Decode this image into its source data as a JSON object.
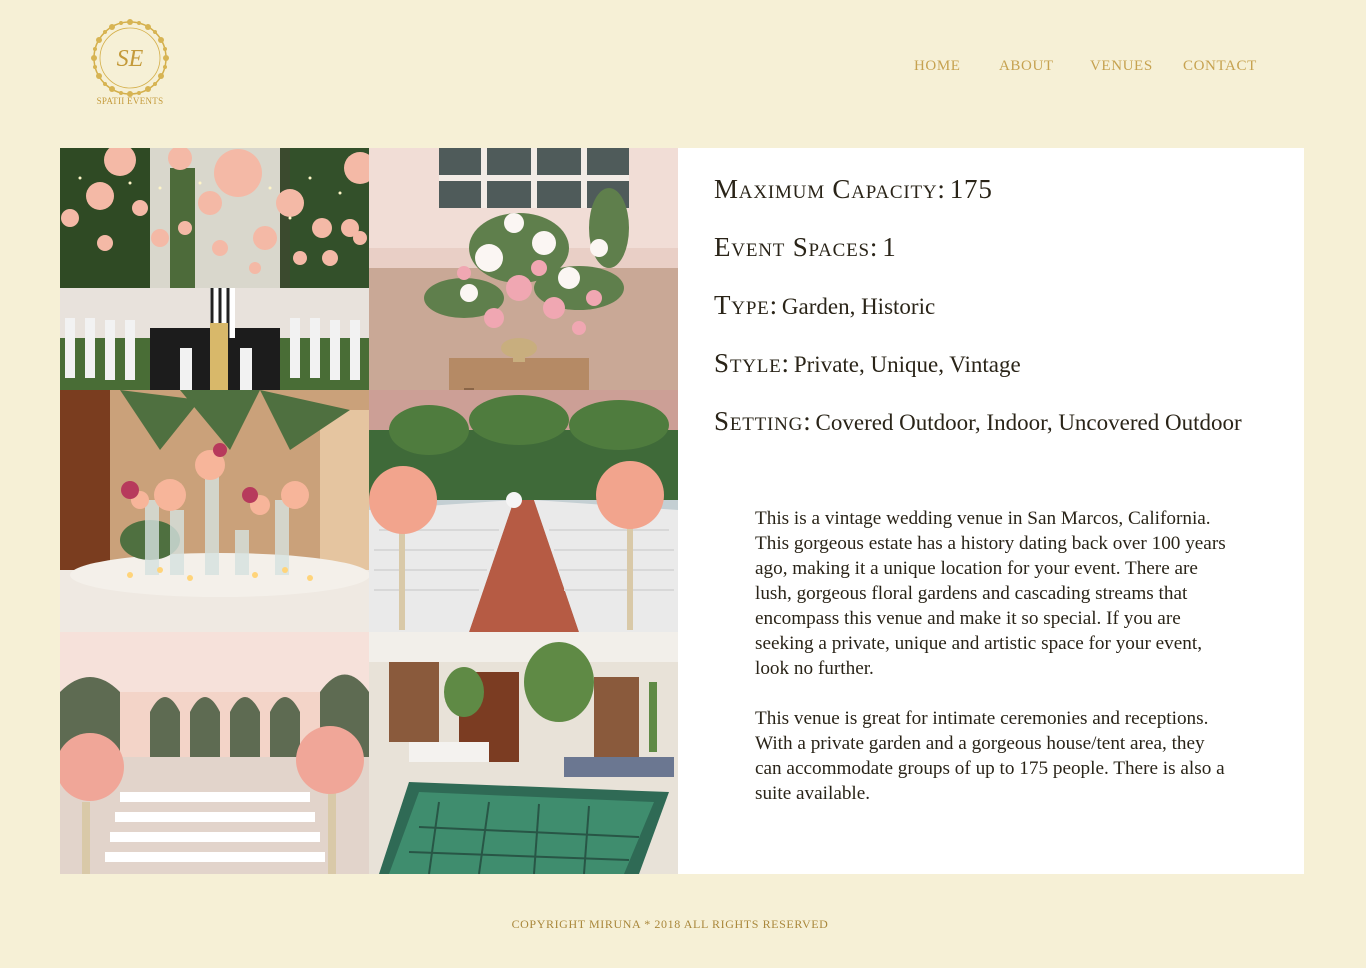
{
  "brand": {
    "monogram": "SE",
    "name": "Spatii Events",
    "color": "#c49a3a"
  },
  "nav": {
    "items": [
      {
        "label": "HOME"
      },
      {
        "label": "ABOUT"
      },
      {
        "label": "VENUES"
      },
      {
        "label": "CONTACT"
      }
    ],
    "color": "#c6a250"
  },
  "gallery": {
    "photos": [
      {
        "name": "pink-lanterns-dinner-photo"
      },
      {
        "name": "floral-arrangement-photo"
      },
      {
        "name": "tall-vase-centerpieces-photo"
      },
      {
        "name": "brick-aisle-ceremony-photo"
      },
      {
        "name": "arches-ceremony-photo"
      },
      {
        "name": "courtyard-pool-photo"
      }
    ]
  },
  "venue": {
    "capacity_label": "Maximum Capacity:",
    "capacity_value": "175",
    "spaces_label": "Event Spaces:",
    "spaces_value": "1",
    "type_label": "Type:",
    "type_value": "Garden, Historic",
    "style_label": "Style:",
    "style_value": "Private, Unique, Vintage",
    "setting_label": "Setting:",
    "setting_value": "Covered Outdoor, Indoor, Uncovered Outdoor",
    "description_1": "This is a vintage wedding venue in San Marcos, California. This gorgeous estate has a history dating back over 100 years ago, making it a unique location for your event. There are lush, gorgeous floral gardens and cascading streams that encompass this venue and make it so special. If  you are seeking a private, unique and artistic space for your event,  look no further.",
    "description_2": "This venue is great for intimate ceremonies and receptions. With a private garden and a gorgeous house/tent area, they can accommodate groups of  up to 175 people. There is also a suite available."
  },
  "footer": {
    "copyright": "copyright miruna * 2018 all rights reserved"
  },
  "colors": {
    "background": "#f6f0d6",
    "panel": "#ffffff",
    "text": "#2a2418",
    "gold": "#c6a250"
  }
}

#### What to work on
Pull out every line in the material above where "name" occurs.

#### Answer section
    "name": "Spatii Events",
        "name": "pink-lanterns-dinner-photo"
        "name": "floral-arrangement-photo"
        "name": "tall-vase-centerpieces-photo"
        "name": "brick-aisle-ceremony-photo"
        "name": "arches-ceremony-photo"
        "name": "courtyard-pool-photo"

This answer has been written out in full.